The plan's sponsors -- mainly centrist and left-wing figures -- slipped an advance copy to the Times, which in turn spreads it over four columns to tout its presumed importance.

But is there anything really "new" in this plan?  According to Bronner, it envisages a two-state solution, with a Palestinian state in all of Gaza, most of the West Bank, and Arab neighborhoods of East Jerusalem.  Israel would retain up to 7 percent of the West Bank -- with compensating land swaps -- so as to absorb major population blocs like Maale Adumim and Gush Etzion.  The Palestinians would have to abandon their absolute claims to a "right of return" for millions of Palestinian refugees and their descendants. Israel also would retain the Western Wall and the Jewish Quarter of Jerusalem's Old City.

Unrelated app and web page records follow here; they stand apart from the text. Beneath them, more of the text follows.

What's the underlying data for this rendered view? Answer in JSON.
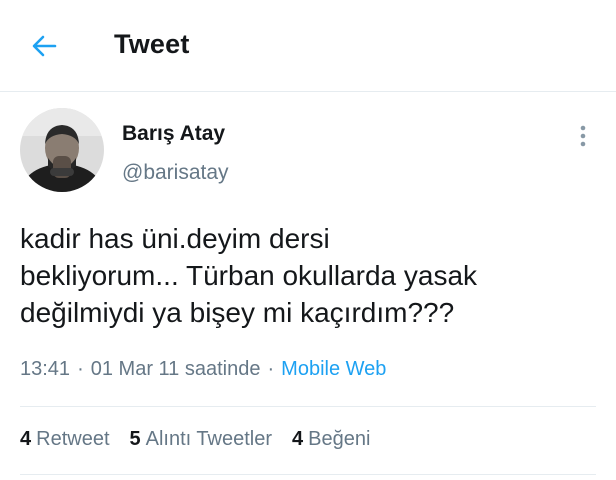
{
  "header": {
    "title": "Tweet",
    "back_icon": "arrow-left-icon",
    "accent_color": "#1da1f2"
  },
  "author": {
    "name": "Barış Atay",
    "handle": "@barisatay"
  },
  "tweet": {
    "text": "kadir has üni.deyim dersi\nbekliyorum... Türban okullarda yasak\ndeğilmiydi ya bişey mi kaçırdım???",
    "time": "13:41",
    "date": "01 Mar 11 saatinde",
    "separator": "·",
    "source": "Mobile Web"
  },
  "stats": {
    "retweets": {
      "count": "4",
      "label": "Retweet"
    },
    "quotes": {
      "count": "5",
      "label": "Alıntı Tweetler"
    },
    "likes": {
      "count": "4",
      "label": "Beğeni"
    }
  },
  "colors": {
    "text": "#14171a",
    "secondary": "#657786",
    "divider": "#e6ecf0"
  }
}
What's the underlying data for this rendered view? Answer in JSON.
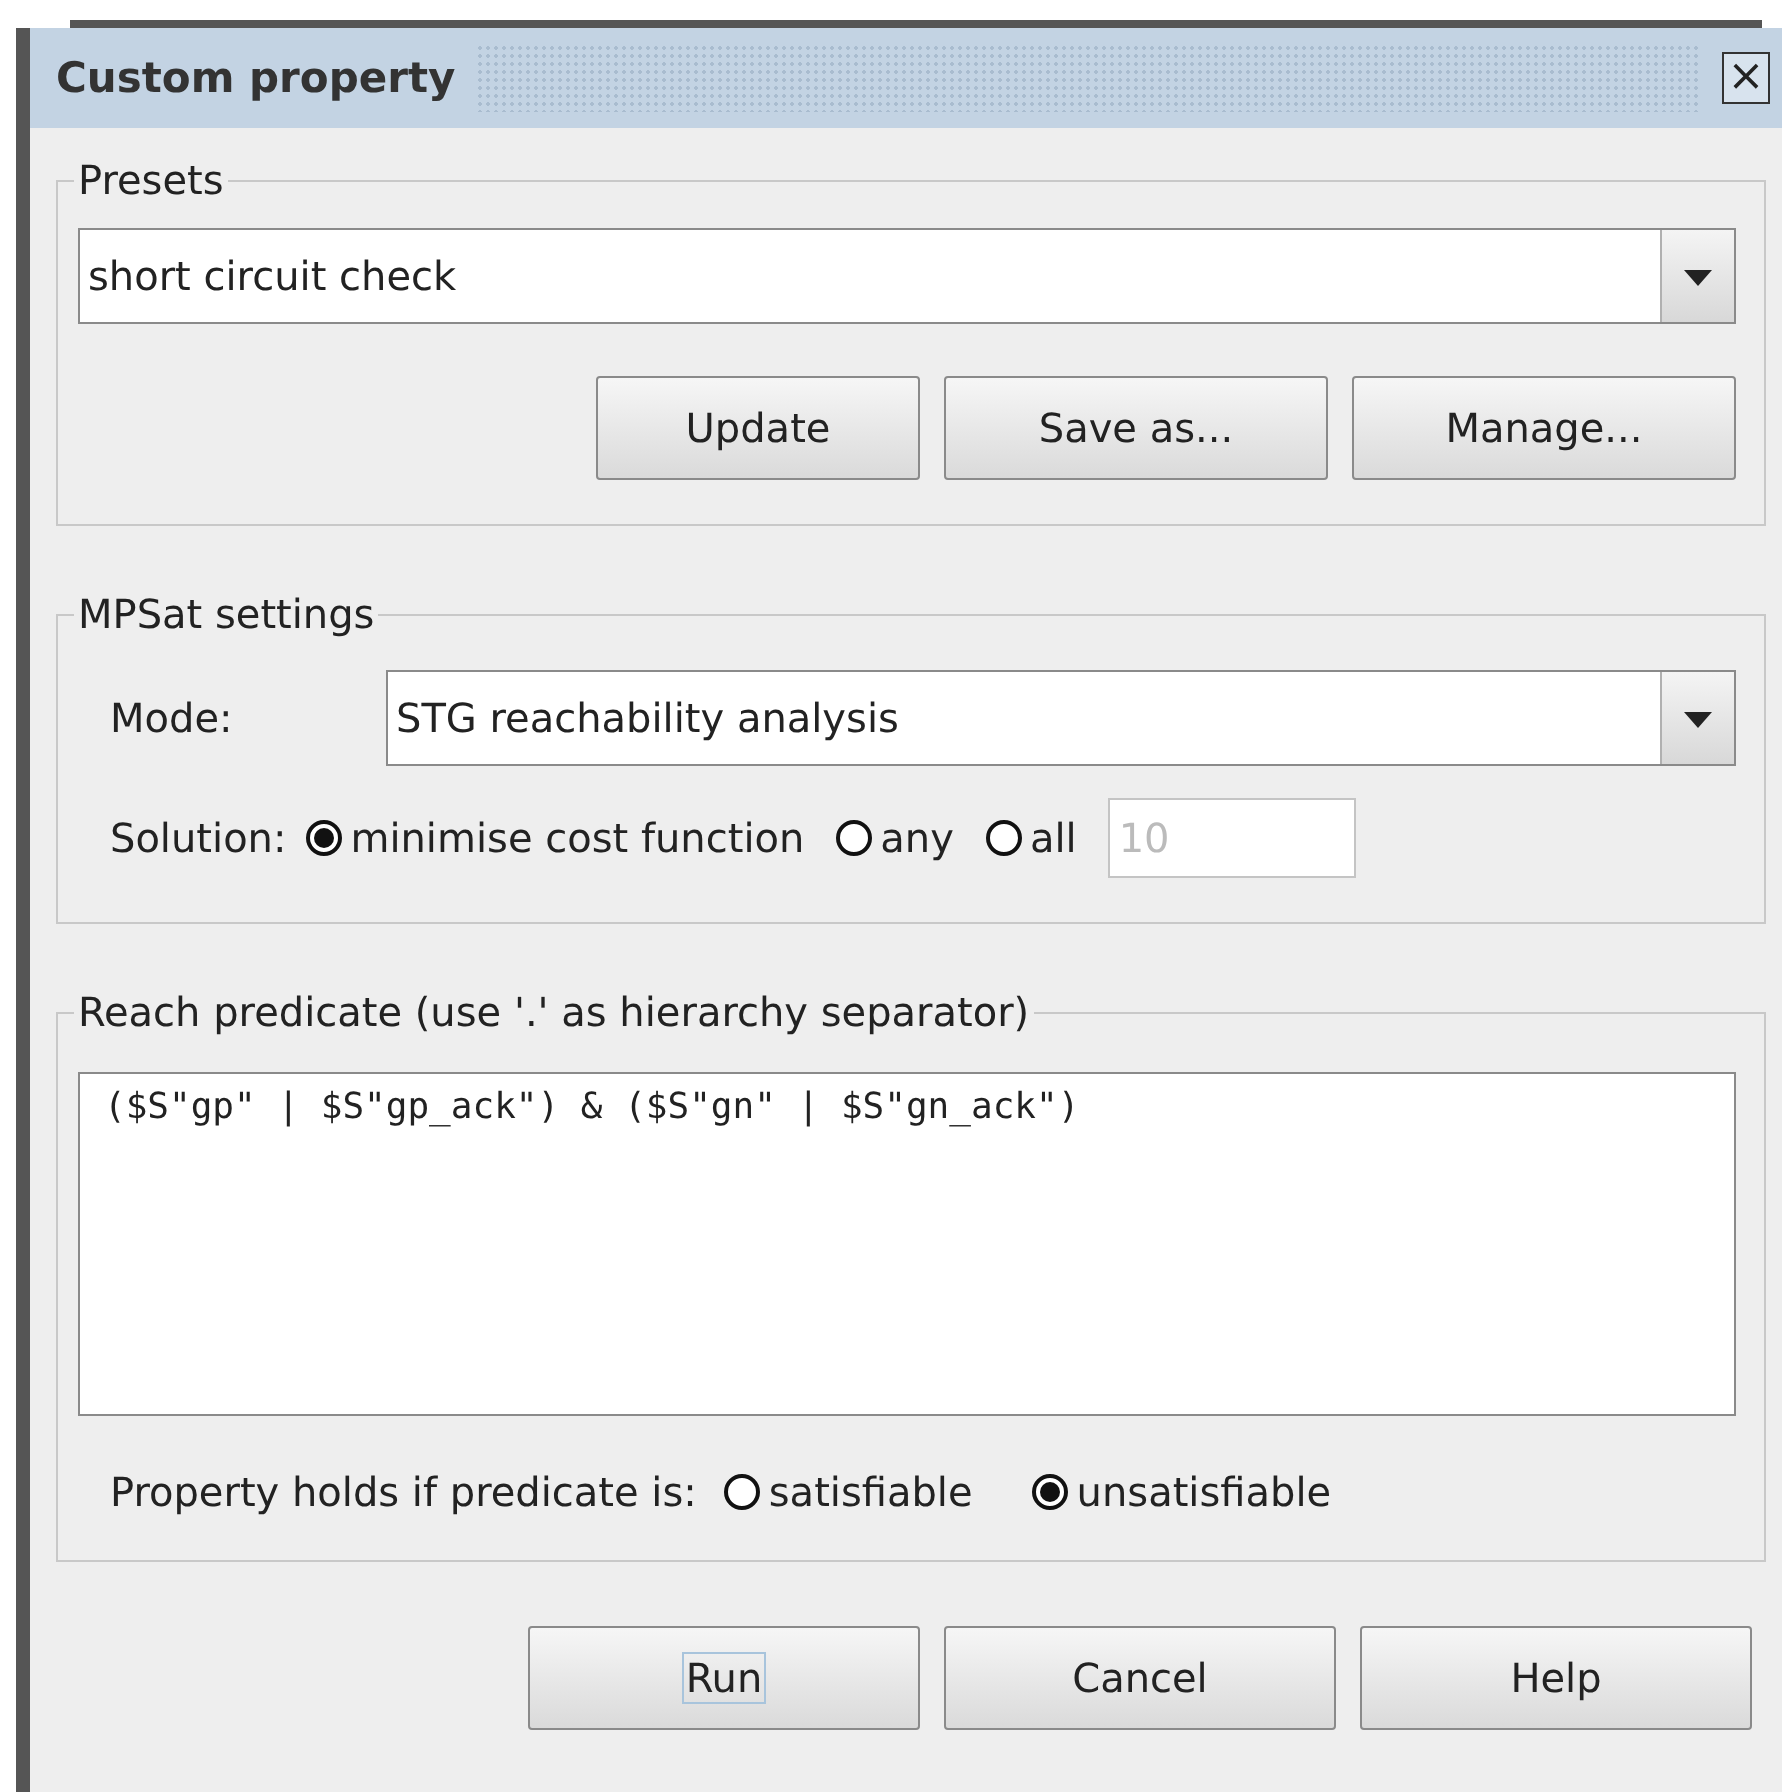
{
  "window": {
    "title": "Custom property",
    "close": "×"
  },
  "presets": {
    "legend": "Presets",
    "value": "short circuit check",
    "buttons": [
      {
        "label": "Update"
      },
      {
        "label": "Save as..."
      },
      {
        "label": "Manage..."
      }
    ]
  },
  "mpsat": {
    "legend": "MPSat settings",
    "mode_label": "Mode:",
    "mode_value": "STG reachability analysis",
    "solution_label": "Solution:",
    "options": [
      {
        "label": "minimise cost function",
        "selected": true
      },
      {
        "label": "any",
        "selected": false
      },
      {
        "label": "all",
        "selected": false
      }
    ],
    "count": {
      "value": "10",
      "disabled": true
    }
  },
  "reach": {
    "legend": "Reach predicate (use '.' as hierarchy separator)",
    "predicate": "($S\"gp\" | $S\"gp_ack\") & ($S\"gn\" | $S\"gn_ack\")",
    "holds_label": "Property holds if predicate is:",
    "options": [
      {
        "label": "satisfiable",
        "selected": false
      },
      {
        "label": "unsatisfiable",
        "selected": true
      }
    ]
  },
  "buttons": [
    {
      "label": "Run",
      "focused": true
    },
    {
      "label": "Cancel",
      "focused": false
    },
    {
      "label": "Help",
      "focused": false
    }
  ]
}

Upon closer observation, as Bronner himself concedes, this plan "resembles the Clinton parameters of 2000" when a similar proposal was advanced by then-Prime Minister Ehud Barak and President Clinton at the Camp 'David summit, and later sweetened a bit more at Taba.  What Bronner fails to point out is that Yasser Arafat summarily rejected the Clinton-Barak initiative..

Bronner also fails to point out that an even more generous Palestinian statehood plan was advanced by then-Prime Minister Ehud Olmert in 2008, only to have it summarily rejected by Mahmoud Abbas.

So why all the fuss about a two-state "solution" which the Palestinian leadership -- the "moderate" one, to say nothing of Hamas which is against any two-state solution because it wants Palestine to swallow all of Israel -- repeatedly has turned down?

At best, this is a PR tactic by the political opposition in Israel to pressure Prime Minister Netanyahu to concoct something similar so as to placate President Obama and persuade the Arab world that Israel also is fully committed to Palestinian statehood.

As one of its sponsors puts it, "We want to signal to moderate Palestinians and Syrians (the plan also envisages giving up most of the Golan) that there is a new horizon and light at the end of the tunnel."

The truth of the matter, which Bronner avoids, is that there always has been a light at the end of the Israeli tunnel.  It's just the darkness at the end of the Arab/Palestinian tunnel that that blocked the way to peace.